Friday, August 19, 2011
'STRONG AND DEPENDABLE'
It's been a while since I've been here... I haven't been watching lots of films these days, although I do manage to squeeze a few in here and there - recent viewings include 'Caravan', 'Chalo Dilli' and 'Break Ke Baad'; there's been so much other stuff going on.
I was so saddened by Shammi Kapoor's recent passing, and reading the warm, heartfelt tributes to him brought tears to my eyes. I have grown to like him and his work very much in the past couple of years, thanks in large part to reading Memsaab's blog. I've discovered that in his performances, he was able to portray joy, wonder, romance, deep emotion... all those things that make up cinematic magic, so very beautifully.
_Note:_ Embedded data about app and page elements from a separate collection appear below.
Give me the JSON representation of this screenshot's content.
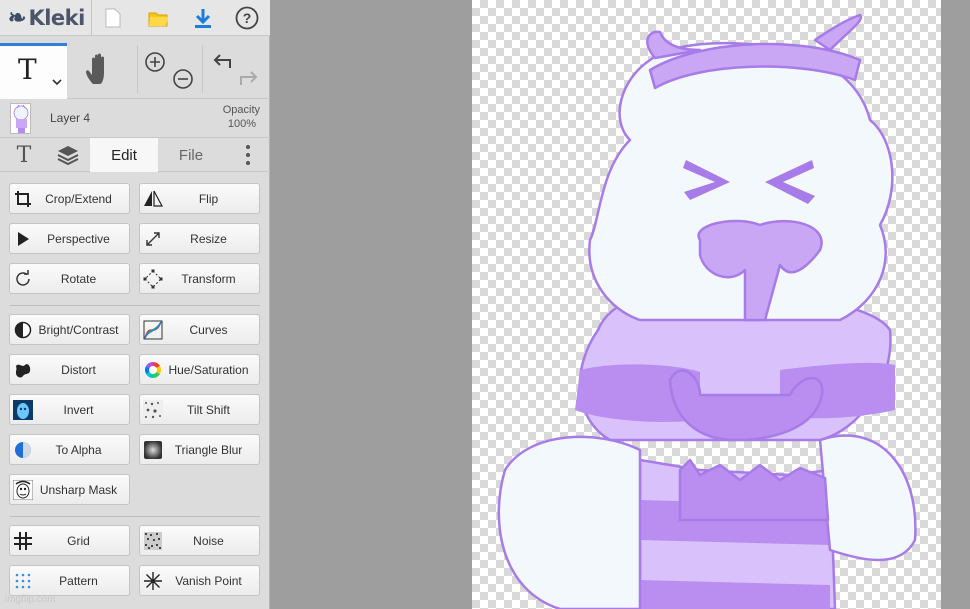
{
  "app": {
    "name": "Kleki"
  },
  "topbar": {
    "buttons": [
      {
        "name": "new-image",
        "icon": "new-file-icon"
      },
      {
        "name": "open",
        "icon": "folder-icon"
      },
      {
        "name": "save",
        "icon": "download-icon"
      },
      {
        "name": "help",
        "icon": "help-icon"
      }
    ]
  },
  "tools": {
    "active": "text",
    "text_glyph": "T",
    "items": [
      "text-tool",
      "hand-tool",
      "zoom-in",
      "zoom-out",
      "undo",
      "redo"
    ]
  },
  "layer": {
    "name": "Layer 4",
    "opacity_label": "Opacity",
    "opacity_value": "100%"
  },
  "tabs": {
    "edit": "Edit",
    "file": "File",
    "active": "Edit"
  },
  "filters": {
    "group1": [
      {
        "label": "Crop/Extend",
        "icon": "crop-icon"
      },
      {
        "label": "Flip",
        "icon": "flip-icon"
      },
      {
        "label": "Perspective",
        "icon": "perspective-icon"
      },
      {
        "label": "Resize",
        "icon": "resize-icon"
      },
      {
        "label": "Rotate",
        "icon": "rotate-icon"
      },
      {
        "label": "Transform",
        "icon": "transform-icon"
      }
    ],
    "group2": [
      {
        "label": "Bright/Contrast",
        "icon": "brightness-icon"
      },
      {
        "label": "Curves",
        "icon": "curves-icon"
      },
      {
        "label": "Distort",
        "icon": "distort-icon"
      },
      {
        "label": "Hue/Saturation",
        "icon": "hue-wheel-icon"
      },
      {
        "label": "Invert",
        "icon": "invert-icon"
      },
      {
        "label": "Tilt Shift",
        "icon": "tilt-shift-icon"
      },
      {
        "label": "To Alpha",
        "icon": "to-alpha-icon"
      },
      {
        "label": "Triangle Blur",
        "icon": "blur-icon"
      },
      {
        "label": "Unsharp Mask",
        "icon": "unsharp-icon"
      }
    ],
    "group3": [
      {
        "label": "Grid",
        "icon": "grid-icon"
      },
      {
        "label": "Noise",
        "icon": "noise-icon"
      },
      {
        "label": "Pattern",
        "icon": "pattern-icon"
      },
      {
        "label": "Vanish Point",
        "icon": "vanish-point-icon"
      }
    ]
  },
  "watermark": "imgflip.com",
  "colors": {
    "accent": "#2f7fd8",
    "sidebar_bg": "#dcdcdc",
    "workspace_bg": "#9e9e9e",
    "artwork_purple": "#b98ef0",
    "artwork_light": "#f3f8fc",
    "artwork_line": "#a77be8"
  }
}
I've also learnt a lot about the full, adventurous life he lived - the mischief he got up to, the people he loved and worked with, and his passion for what he did. I have only seen a handful of his movies, and now I'm looking forward to seeing a lot more. I've also been watching his lovely Youtube videos, which I would highly recommend... they are just so full of his charm and warmth. They sure don't make 'em like that anymore... truly a legend. I will definitely be doing some more posts about Shammi in the coming months.
I also wanted to share this lovely quote from the gorgeous Leena Chandavarkar (who co-starred with Dharmendra in 'Rakhwala' (1971) (quite a fun movie if you ever come across it) about Dharam's kindness to her when her husband lay dying in hospital in the late 70s:
"At a time like this, I will never forget Dharmendra. There are some people who have godliness in them and I think he is one of them. While Siddharth was fighting for his life in hospital, the doctors said he needed a life saving drug, which would be able to digest protein. I don’t know what made me call Dharmendra. Even as a young girl, I had always thought of him as strong and dependable. Prakashji answered the phone and immediately put her husband on. While I was trying to explain how serious Siddharth was, he said, ‘Never mind that, just spell out the name of the drug and I will try and get it as fast as possible’. The drug was Tracilol, only available in London. I don’t know how he managed it but within a few hours, he got it for me. Siddharth died 11 months later. But at that time, Dharmendra really went out of his way. I shall always remain grateful to him."
Source: http://cineplot.com/leena-chanavarkar-memories/ (the entire interview is a great read - thanks to my friend Ang for sharing.)